[Records contained in a dataset]
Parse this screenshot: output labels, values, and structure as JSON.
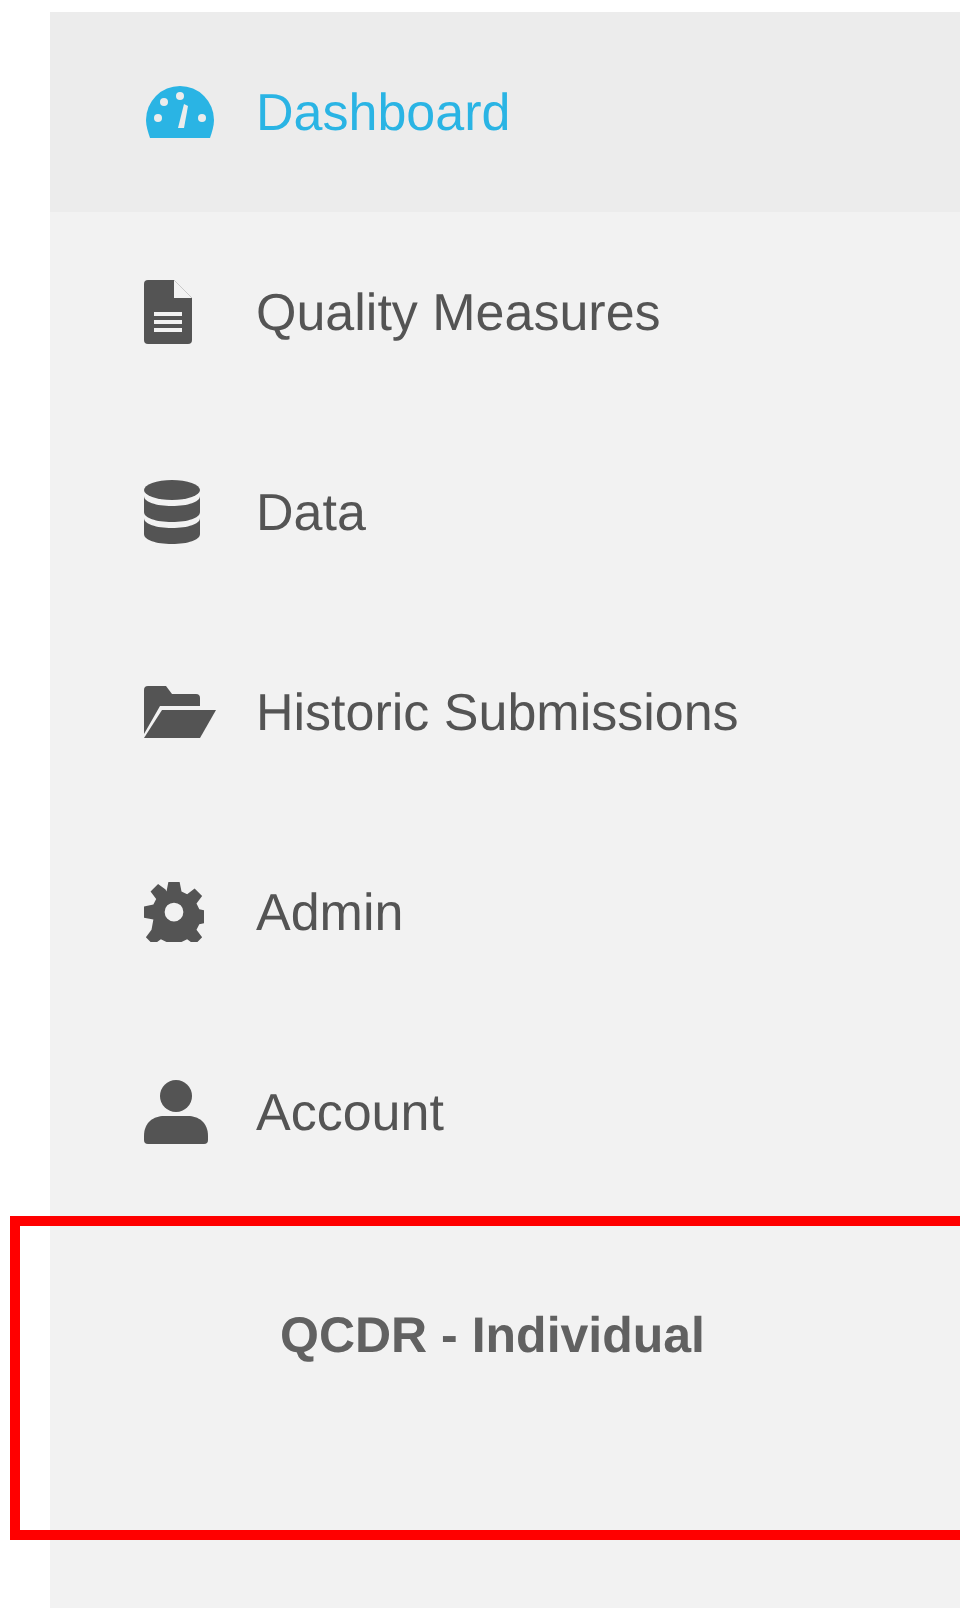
{
  "nav": {
    "items": [
      {
        "label": "Dashboard",
        "selected": true
      },
      {
        "label": "Quality Measures",
        "selected": false
      },
      {
        "label": "Data",
        "selected": false
      },
      {
        "label": "Historic Submissions",
        "selected": false
      },
      {
        "label": "Admin",
        "selected": false
      },
      {
        "label": "Account",
        "selected": false
      }
    ]
  },
  "context": {
    "label": "QCDR - Individual",
    "highlighted": true
  }
}
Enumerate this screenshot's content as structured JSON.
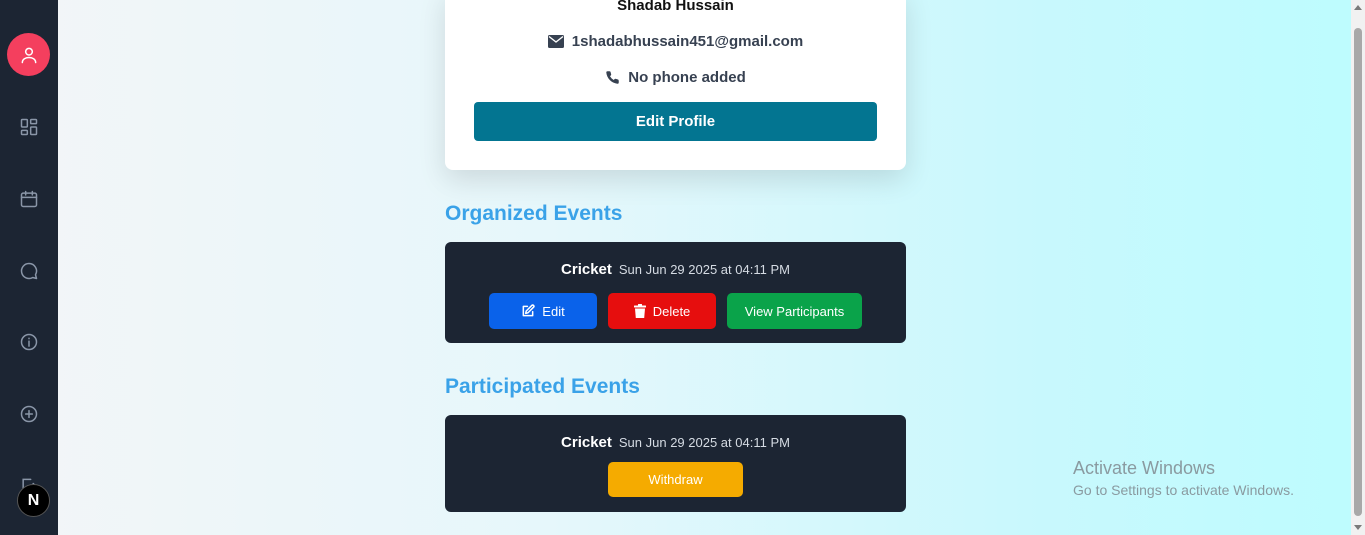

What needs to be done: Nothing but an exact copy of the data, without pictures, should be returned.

Exercise answer:
Parse this screenshot: output labels, values, and structure as JSON.
{
  "nav": {
    "items": [
      {
        "label": "Dashboard",
        "selected": true
      },
      {
        "label": "Quality Measures",
        "selected": false
      },
      {
        "label": "Data",
        "selected": false
      },
      {
        "label": "Historic Submissions",
        "selected": false
      },
      {
        "label": "Admin",
        "selected": false
      },
      {
        "label": "Account",
        "selected": false
      }
    ]
  },
  "context": {
    "label": "QCDR - Individual",
    "highlighted": true
  }
}
Enumerate this screenshot's content as structured JSON.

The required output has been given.